__WHAT THE TASK REQUIRES__
Would you work out how many of the lines below hold "JSON" and reply with nothing but the number?

__EXTRACTED MATERIAL__
----

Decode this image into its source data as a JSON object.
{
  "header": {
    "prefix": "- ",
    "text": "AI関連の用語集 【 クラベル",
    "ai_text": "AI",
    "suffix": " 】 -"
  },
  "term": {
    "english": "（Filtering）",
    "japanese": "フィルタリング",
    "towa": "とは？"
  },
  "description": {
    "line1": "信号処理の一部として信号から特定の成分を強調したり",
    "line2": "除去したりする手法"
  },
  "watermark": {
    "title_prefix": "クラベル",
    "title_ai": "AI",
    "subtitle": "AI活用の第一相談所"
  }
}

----

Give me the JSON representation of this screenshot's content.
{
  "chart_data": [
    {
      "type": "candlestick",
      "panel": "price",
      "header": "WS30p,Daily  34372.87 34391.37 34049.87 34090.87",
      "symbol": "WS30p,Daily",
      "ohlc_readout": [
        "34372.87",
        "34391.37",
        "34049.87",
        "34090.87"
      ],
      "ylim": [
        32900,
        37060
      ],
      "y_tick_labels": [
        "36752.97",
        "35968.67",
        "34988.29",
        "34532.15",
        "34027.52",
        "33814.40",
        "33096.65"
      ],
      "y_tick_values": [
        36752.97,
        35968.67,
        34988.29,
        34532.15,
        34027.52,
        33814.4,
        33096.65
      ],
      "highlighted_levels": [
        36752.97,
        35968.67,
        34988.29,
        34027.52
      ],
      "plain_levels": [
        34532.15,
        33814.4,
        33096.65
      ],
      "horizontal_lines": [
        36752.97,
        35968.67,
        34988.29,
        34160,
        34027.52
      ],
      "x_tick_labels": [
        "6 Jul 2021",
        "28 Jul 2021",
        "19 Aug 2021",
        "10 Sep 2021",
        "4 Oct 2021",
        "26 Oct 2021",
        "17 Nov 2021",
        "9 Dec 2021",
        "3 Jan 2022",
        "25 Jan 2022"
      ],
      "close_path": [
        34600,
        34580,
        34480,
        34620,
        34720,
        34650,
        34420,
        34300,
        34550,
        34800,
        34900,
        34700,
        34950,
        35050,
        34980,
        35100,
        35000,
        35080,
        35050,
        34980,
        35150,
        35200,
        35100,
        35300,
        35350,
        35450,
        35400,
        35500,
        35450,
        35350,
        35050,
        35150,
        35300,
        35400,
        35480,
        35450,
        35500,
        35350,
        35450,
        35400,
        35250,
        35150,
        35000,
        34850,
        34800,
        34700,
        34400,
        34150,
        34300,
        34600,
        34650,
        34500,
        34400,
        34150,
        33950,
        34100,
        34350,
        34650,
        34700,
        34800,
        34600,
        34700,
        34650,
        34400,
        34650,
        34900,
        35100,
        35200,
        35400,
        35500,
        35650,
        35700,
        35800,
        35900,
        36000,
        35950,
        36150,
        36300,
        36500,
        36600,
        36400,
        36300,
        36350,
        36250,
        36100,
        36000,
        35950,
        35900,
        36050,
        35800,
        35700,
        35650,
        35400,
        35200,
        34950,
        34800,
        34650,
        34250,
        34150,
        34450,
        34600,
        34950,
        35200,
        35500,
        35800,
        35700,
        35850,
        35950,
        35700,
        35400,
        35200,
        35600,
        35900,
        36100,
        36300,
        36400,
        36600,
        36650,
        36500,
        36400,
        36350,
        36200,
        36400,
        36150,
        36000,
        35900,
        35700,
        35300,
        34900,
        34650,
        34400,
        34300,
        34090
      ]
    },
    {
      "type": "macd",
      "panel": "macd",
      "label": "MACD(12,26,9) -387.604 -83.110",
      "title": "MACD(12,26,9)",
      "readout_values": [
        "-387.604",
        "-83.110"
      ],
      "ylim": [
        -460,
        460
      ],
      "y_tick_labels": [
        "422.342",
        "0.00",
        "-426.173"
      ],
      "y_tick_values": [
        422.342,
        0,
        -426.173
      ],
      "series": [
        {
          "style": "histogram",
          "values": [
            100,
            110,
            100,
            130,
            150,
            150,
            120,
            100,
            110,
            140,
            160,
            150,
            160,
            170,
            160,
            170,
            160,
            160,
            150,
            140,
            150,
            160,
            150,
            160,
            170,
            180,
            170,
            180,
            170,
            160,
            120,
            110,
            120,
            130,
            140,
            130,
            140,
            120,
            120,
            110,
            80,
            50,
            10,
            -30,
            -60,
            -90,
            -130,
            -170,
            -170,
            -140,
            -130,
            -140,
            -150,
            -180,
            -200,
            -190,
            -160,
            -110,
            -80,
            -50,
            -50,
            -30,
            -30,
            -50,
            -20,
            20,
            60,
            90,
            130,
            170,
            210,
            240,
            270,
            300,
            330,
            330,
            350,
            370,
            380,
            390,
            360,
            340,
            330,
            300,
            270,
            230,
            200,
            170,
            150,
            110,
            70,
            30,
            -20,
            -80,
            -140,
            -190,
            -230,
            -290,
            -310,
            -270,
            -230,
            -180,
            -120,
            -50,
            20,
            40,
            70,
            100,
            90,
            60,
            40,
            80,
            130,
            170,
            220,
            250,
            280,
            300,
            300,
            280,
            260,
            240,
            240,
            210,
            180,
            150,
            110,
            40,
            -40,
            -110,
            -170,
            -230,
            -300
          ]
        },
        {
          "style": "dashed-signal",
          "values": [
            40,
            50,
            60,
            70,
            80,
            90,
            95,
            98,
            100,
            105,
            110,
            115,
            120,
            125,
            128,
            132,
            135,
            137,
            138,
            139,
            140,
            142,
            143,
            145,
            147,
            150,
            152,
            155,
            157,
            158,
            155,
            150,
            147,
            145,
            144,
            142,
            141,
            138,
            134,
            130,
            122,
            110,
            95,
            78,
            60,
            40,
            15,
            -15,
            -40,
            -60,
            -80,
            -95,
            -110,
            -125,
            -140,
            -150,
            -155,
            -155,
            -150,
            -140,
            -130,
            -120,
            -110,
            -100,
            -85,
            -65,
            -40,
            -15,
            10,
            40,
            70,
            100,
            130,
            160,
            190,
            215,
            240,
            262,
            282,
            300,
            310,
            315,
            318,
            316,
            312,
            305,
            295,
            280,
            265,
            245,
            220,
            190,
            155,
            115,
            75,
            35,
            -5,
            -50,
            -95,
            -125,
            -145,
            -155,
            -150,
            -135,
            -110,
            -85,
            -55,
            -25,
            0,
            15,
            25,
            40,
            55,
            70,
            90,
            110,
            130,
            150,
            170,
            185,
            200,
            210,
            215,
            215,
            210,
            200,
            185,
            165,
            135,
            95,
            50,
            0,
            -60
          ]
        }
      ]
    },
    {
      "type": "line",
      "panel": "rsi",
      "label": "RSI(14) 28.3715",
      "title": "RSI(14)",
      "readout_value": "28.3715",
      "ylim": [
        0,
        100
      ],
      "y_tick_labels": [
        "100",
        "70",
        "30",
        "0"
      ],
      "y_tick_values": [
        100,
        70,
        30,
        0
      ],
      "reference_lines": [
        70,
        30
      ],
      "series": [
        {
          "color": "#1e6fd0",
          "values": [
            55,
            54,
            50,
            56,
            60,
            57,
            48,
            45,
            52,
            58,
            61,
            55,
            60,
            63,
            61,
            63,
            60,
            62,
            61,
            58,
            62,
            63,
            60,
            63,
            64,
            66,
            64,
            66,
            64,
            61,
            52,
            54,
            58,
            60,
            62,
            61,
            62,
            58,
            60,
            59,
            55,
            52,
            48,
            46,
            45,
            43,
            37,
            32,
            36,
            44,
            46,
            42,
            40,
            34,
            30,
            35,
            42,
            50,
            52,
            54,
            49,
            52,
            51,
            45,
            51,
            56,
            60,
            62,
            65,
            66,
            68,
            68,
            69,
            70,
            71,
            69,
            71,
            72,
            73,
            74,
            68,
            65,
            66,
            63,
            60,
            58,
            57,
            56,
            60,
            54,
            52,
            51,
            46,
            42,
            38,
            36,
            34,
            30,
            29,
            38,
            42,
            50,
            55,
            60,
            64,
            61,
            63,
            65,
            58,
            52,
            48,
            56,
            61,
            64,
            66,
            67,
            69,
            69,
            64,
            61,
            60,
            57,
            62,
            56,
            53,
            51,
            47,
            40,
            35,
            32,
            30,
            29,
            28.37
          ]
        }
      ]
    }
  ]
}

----

__SOLUTION TO THE PROBLEM__
2